Even if it takes a few years, an action plan backed by law that allows the police to shoot at sight rubber bullets on protesters, without waiting for orders, should be evolved.

G.R. Jagannadh,

Spokane, Washington

The picture of people stranded in the Jalandhar railway station due to the violence (May 27) showed how pathetic their condition was. What a waste of human resource and time! The destructive method adopted by the Dera followers to protest the attack on their leaders is condemnable.

Ankit Kumar,


How is the common man in Punjab to blame for the killing of Sant Rama Nand in Vienna? Why should police stations, the railways and highways come under attack? The followers of the Dera Sach Khand cannot vent their ire on innocent people for an act perpetrated by the Khalistan Zindabad Force, a terror outfit. What did they achieve by resorting to violence? Did it have any effect on the KZF?

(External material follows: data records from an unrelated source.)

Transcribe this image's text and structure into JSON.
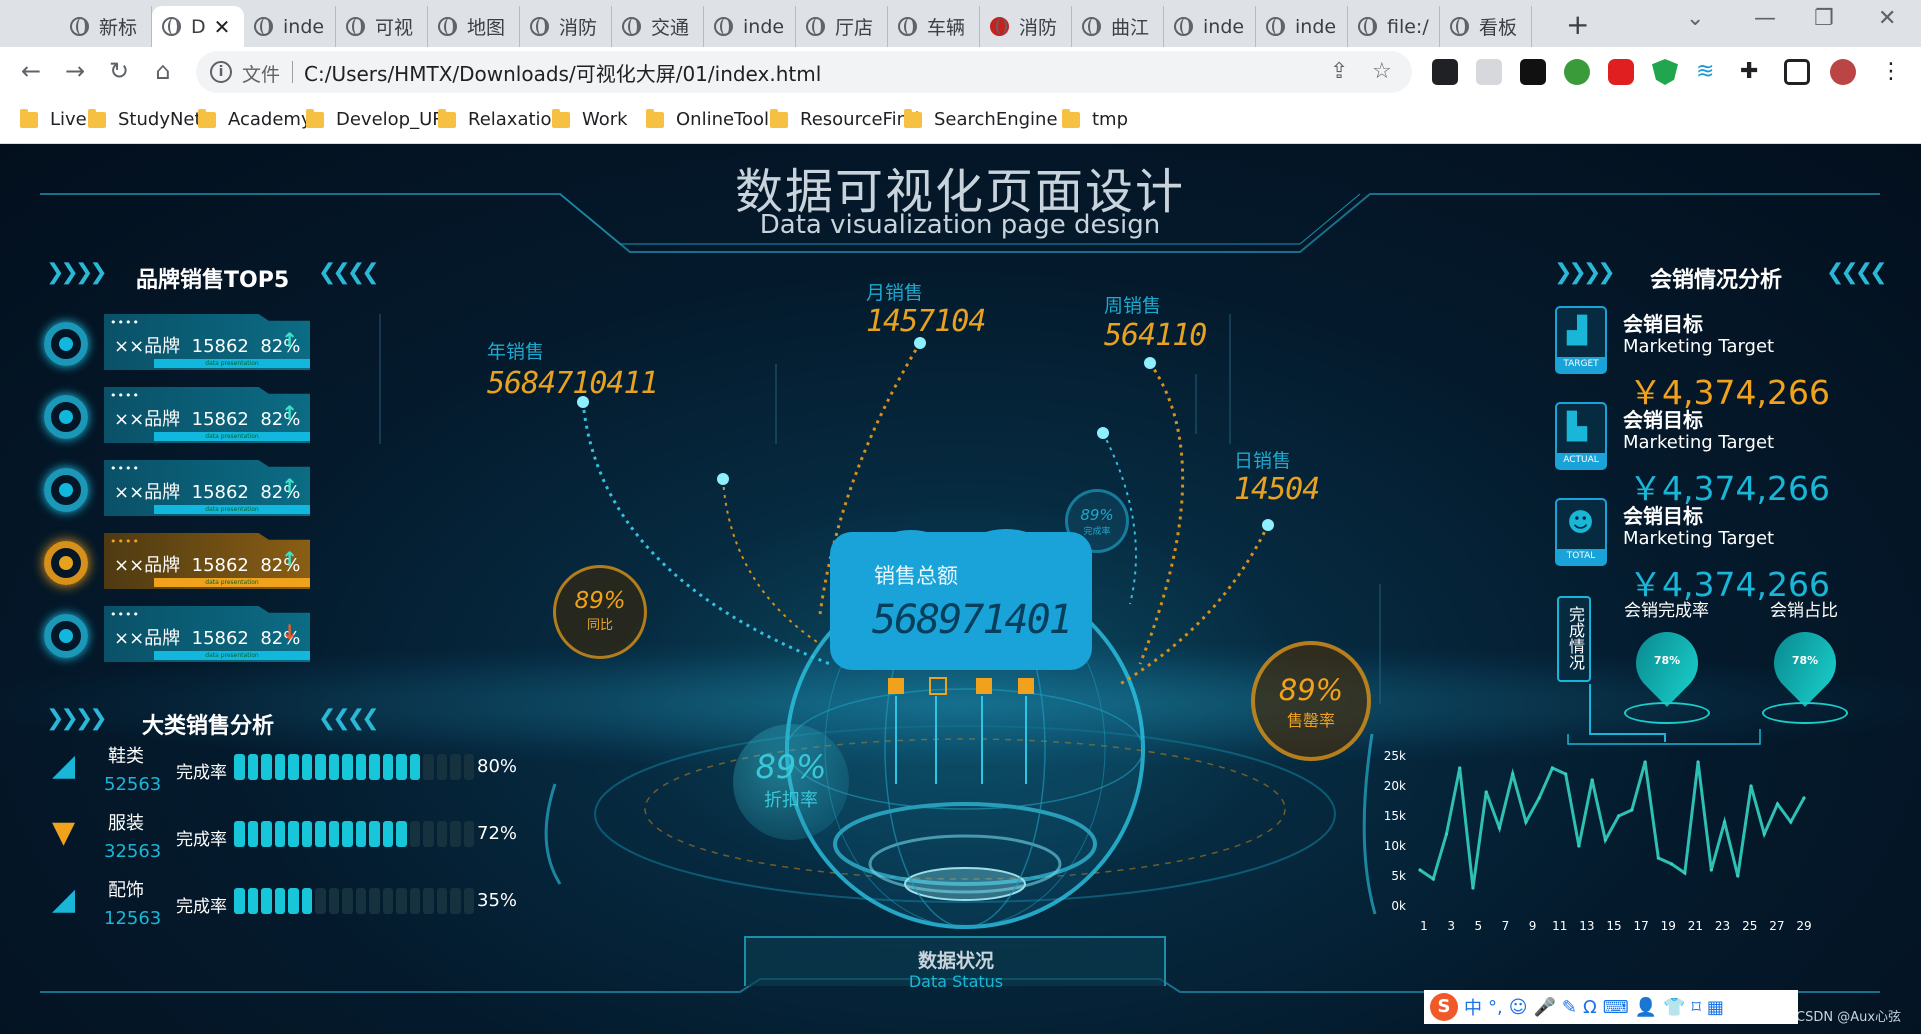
{
  "browser": {
    "tabs": [
      {
        "label": "新标"
      },
      {
        "label": "D",
        "active": true
      },
      {
        "label": "inde"
      },
      {
        "label": "可视"
      },
      {
        "label": "地图"
      },
      {
        "label": "消防"
      },
      {
        "label": "交通"
      },
      {
        "label": "inde"
      },
      {
        "label": "厅店"
      },
      {
        "label": "车辆"
      },
      {
        "label": "消防",
        "fire": true
      },
      {
        "label": "曲江"
      },
      {
        "label": "inde"
      },
      {
        "label": "inde"
      },
      {
        "label": "file:/"
      },
      {
        "label": "看板"
      }
    ],
    "address": {
      "protocol_label": "文件",
      "url": "C:/Users/HMTX/Downloads/可视化大屏/01/index.html"
    },
    "bookmarks": [
      "Live",
      "StudyNet",
      "Academy",
      "Develop_URL",
      "Relaxation",
      "Work",
      "OnlineTools",
      "ResourceFind",
      "SearchEngine",
      "tmp"
    ]
  },
  "dashboard": {
    "title": "数据可视化页面设计",
    "subtitle": "Data visualization page design",
    "brand_section": {
      "title": "品牌销售TOP5",
      "rows": [
        {
          "label": "××品牌",
          "value": "15862",
          "pct": "82%",
          "trend": "up",
          "strip": "data presentation"
        },
        {
          "label": "××品牌",
          "value": "15862",
          "pct": "82%",
          "trend": "up",
          "strip": "data presentation"
        },
        {
          "label": "××品牌",
          "value": "15862",
          "pct": "82%",
          "trend": "up",
          "strip": "data presentation"
        },
        {
          "label": "××品牌",
          "value": "15862",
          "pct": "82%",
          "trend": "up",
          "highlight": true,
          "strip": "data presentation"
        },
        {
          "label": "××品牌",
          "value": "15862",
          "pct": "82%",
          "trend": "down",
          "strip": "data presentation"
        }
      ]
    },
    "category_section": {
      "title": "大类销售分析",
      "rate_label": "完成率",
      "rows": [
        {
          "name": "鞋类",
          "value": "52563",
          "pct": "80%",
          "fill": 0.8,
          "icon": "shoe-icon"
        },
        {
          "name": "服装",
          "value": "32563",
          "pct": "72%",
          "fill": 0.72,
          "icon": "shirt-icon"
        },
        {
          "name": "配饰",
          "value": "12563",
          "pct": "35%",
          "fill": 0.35,
          "icon": "accessory-icon"
        }
      ]
    },
    "center": {
      "year": {
        "label": "年销售",
        "value": "5684710411"
      },
      "month": {
        "label": "月销售",
        "value": "1457104"
      },
      "week": {
        "label": "周销售",
        "value": "564110"
      },
      "day": {
        "label": "日销售",
        "value": "14504"
      },
      "total": {
        "label": "销售总额",
        "value": "568971401"
      },
      "yoy": {
        "pct": "89%",
        "label": "同比"
      },
      "small": {
        "pct": "89%",
        "label": "完成率"
      },
      "discount": {
        "pct": "89%",
        "label": "折扣率"
      },
      "sellout": {
        "pct": "89%",
        "label": "售罄率"
      },
      "status": {
        "title": "数据状况",
        "subtitle": "Data Status"
      }
    },
    "marketing": {
      "title": "会销情况分析",
      "items": [
        {
          "title": "会销目标",
          "subtitle": "Marketing Target",
          "value": "￥4,374,266",
          "badge": "TARGET",
          "color": "#f0a21c",
          "icon": "target-chart-icon"
        },
        {
          "title": "会销目标",
          "subtitle": "Marketing Target",
          "value": "￥4,374,266",
          "badge": "ACTUAL",
          "color": "#1ab6d8",
          "icon": "actual-chart-icon"
        },
        {
          "title": "会销目标",
          "subtitle": "Marketing Target",
          "value": "￥4,374,266",
          "badge": "TOTAL",
          "color": "#1ab6d8",
          "icon": "person-icon"
        }
      ],
      "status_label": "完成情况",
      "gauges": [
        {
          "label": "会销完成率",
          "pct": "78%"
        },
        {
          "label": "会销占比",
          "pct": "78%"
        }
      ]
    },
    "chart_data": {
      "type": "line",
      "x": [
        "1",
        "3",
        "5",
        "7",
        "9",
        "11",
        "13",
        "15",
        "17",
        "19",
        "21",
        "23",
        "25",
        "27",
        "29"
      ],
      "y_ticks": [
        "25k",
        "20k",
        "15k",
        "10k",
        "5k",
        "0k"
      ],
      "ylim": [
        0,
        25000
      ],
      "values": [
        6000,
        4500,
        12000,
        23000,
        3000,
        19000,
        13000,
        22000,
        14000,
        18000,
        23000,
        22000,
        10000,
        21000,
        11000,
        15000,
        16000,
        24000,
        8000,
        7000,
        5500,
        24000,
        6000,
        14000,
        5000,
        20000,
        12000,
        17000,
        14000,
        18000
      ]
    },
    "watermark": "CSDN @Aux心弦",
    "ime": [
      "中",
      "°,",
      "☺",
      "🎤",
      "✎",
      "Ω",
      "⌨",
      "👤",
      "👕",
      "⌑",
      "▦"
    ]
  },
  "colors": {
    "accent": "#1ab6d8",
    "gold": "#f0a21c",
    "bg": "#041526"
  }
}
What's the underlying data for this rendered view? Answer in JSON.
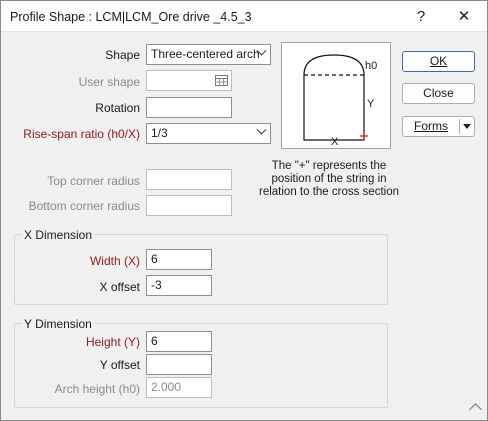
{
  "window": {
    "title": "Profile Shape : LCM|LCM_Ore drive _4.5_3",
    "help_glyph": "?",
    "close_glyph": "✕"
  },
  "form": {
    "shape_label": "Shape",
    "shape_value": "Three-centered arch",
    "user_shape_label": "User shape",
    "user_shape_value": "",
    "rotation_label": "Rotation",
    "rotation_value": "",
    "rise_span_label": "Rise-span ratio (h0/X)",
    "rise_span_value": "1/3",
    "top_corner_label": "Top corner radius",
    "top_corner_value": "",
    "bottom_corner_label": "Bottom corner radius",
    "bottom_corner_value": ""
  },
  "diagram": {
    "label_h0": "h0",
    "label_y": "Y",
    "label_x": "X",
    "caption": "The \"+\" represents the position of the string in relation to the cross section",
    "accent": "#d11a1a"
  },
  "x_dimension": {
    "title": "X Dimension",
    "width_label": "Width (X)",
    "width_value": "6",
    "offset_label": "X offset",
    "offset_value": "-3"
  },
  "y_dimension": {
    "title": "Y Dimension",
    "height_label": "Height (Y)",
    "height_value": "6",
    "offset_label": "Y offset",
    "offset_value": "",
    "arch_label": "Arch height (h0)",
    "arch_value": "2.000"
  },
  "buttons": {
    "ok": "OK",
    "close": "Close",
    "forms": "Forms"
  },
  "colors": {
    "required_label": "#8b1a1a",
    "disabled_label": "#8a8a8a",
    "default_button_border": "#3a6ea5"
  }
}
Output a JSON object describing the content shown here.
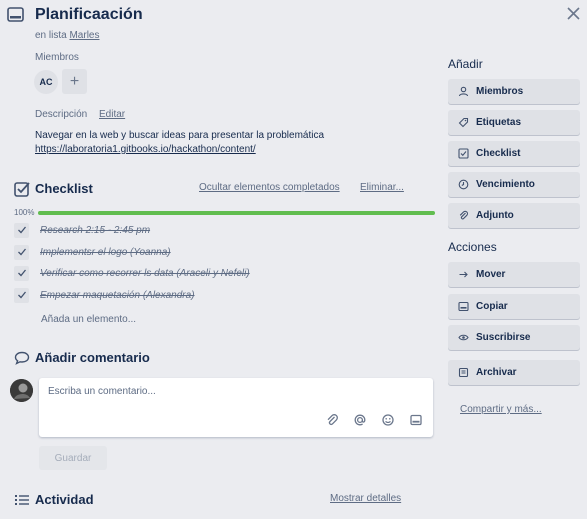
{
  "card": {
    "title": "Planificaación",
    "in_list_prefix": "en lista",
    "list_name": "Marles"
  },
  "members": {
    "label": "Miembros",
    "avatar_initials": "AC",
    "add_symbol": "+"
  },
  "description": {
    "label": "Descripción",
    "edit_link": "Editar",
    "text": "Navegar en la web y buscar ideas para presentar la problemática",
    "url": "https://laboratoria1.gitbooks.io/hackathon/content/"
  },
  "checklist": {
    "title": "Checklist",
    "hide_completed": "Ocultar elementos completados",
    "delete": "Eliminar...",
    "progress_label": "100%",
    "progress": 1.0,
    "items": [
      {
        "text": "Research 2:15 - 2:45 pm",
        "done": true
      },
      {
        "text": "Implementsr el logo (Yoanna)",
        "done": true
      },
      {
        "text": "Verificar como recorrer ls data (Araceli y Nefeli)",
        "done": true
      },
      {
        "text": "Empezar maquetación (Alexandra)",
        "done": true
      }
    ],
    "add_item": "Añada un elemento..."
  },
  "comment": {
    "title": "Añadir comentario",
    "placeholder": "Escriba un comentario...",
    "save": "Guardar"
  },
  "activity": {
    "title": "Actividad",
    "show_details": "Mostrar detalles"
  },
  "sidebar": {
    "add_title": "Añadir",
    "add_buttons": [
      {
        "label": "Miembros",
        "icon": "person-icon"
      },
      {
        "label": "Etiquetas",
        "icon": "tag-icon"
      },
      {
        "label": "Checklist",
        "icon": "checkbox-icon"
      },
      {
        "label": "Vencimiento",
        "icon": "clock-icon"
      },
      {
        "label": "Adjunto",
        "icon": "paperclip-icon"
      }
    ],
    "actions_title": "Acciones",
    "action_buttons": [
      {
        "label": "Mover",
        "icon": "arrow-right-icon"
      },
      {
        "label": "Copiar",
        "icon": "card-icon"
      },
      {
        "label": "Suscribirse",
        "icon": "eye-icon"
      },
      {
        "label": "Archivar",
        "icon": "archive-icon"
      }
    ],
    "share": "Compartir y más..."
  },
  "colors": {
    "background": "#ebecf0",
    "progress": "#61bd4f",
    "text": "#172b4d",
    "muted": "#5e6c84"
  }
}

J.P. Reddy,


Can India afford such destruction when a majority is in the grip of poverty? The Punjab government, it appears, took time to act.

Noor Mohammad,


It is the politicians who are to blame for the violence in Punjab. They have promoted deras for creating vote banks. The cause for the rise of the dera culture among Sikhs is the failure of the clergy to get rid of caste-based social classifications. It has been disallowing the suppressed social classes, including women even if they belong to the so-called ‘upper’ castes, from getting equal status and performing religious rites.

Balvinder Singh,


I thought casteism was part of the Hindu religion alone. It is now apparent that it exists among the Sikhs too. Many social reformers, fed up of the caste system, branched out and founded new religions and orders. But unfortunately, the practice continues to exist.

J.S. Acharya,


The people of Punjab were made to suffer for no fault of theirs. The acts of arson, I am sure, were not the work of those aggrieved over the attack in the Vienna gurdwara but that of hooligans and anti-social elements. It is not known how the destruction of public property will remedy the situation. The government should put down the perpetrators of violence with a heavy hand.

G. Ramachandran,


It is distressing that large-scale violence erupted in Punjab in response to an incident that took place in faraway Vienna. There are no two opinions that the Vienna incident should be probed and the culprits brought to justice. But why hurt India? Violence has no place in a civilised society. There are better ways to redress a wrong.

B.H. Shanmukhappa,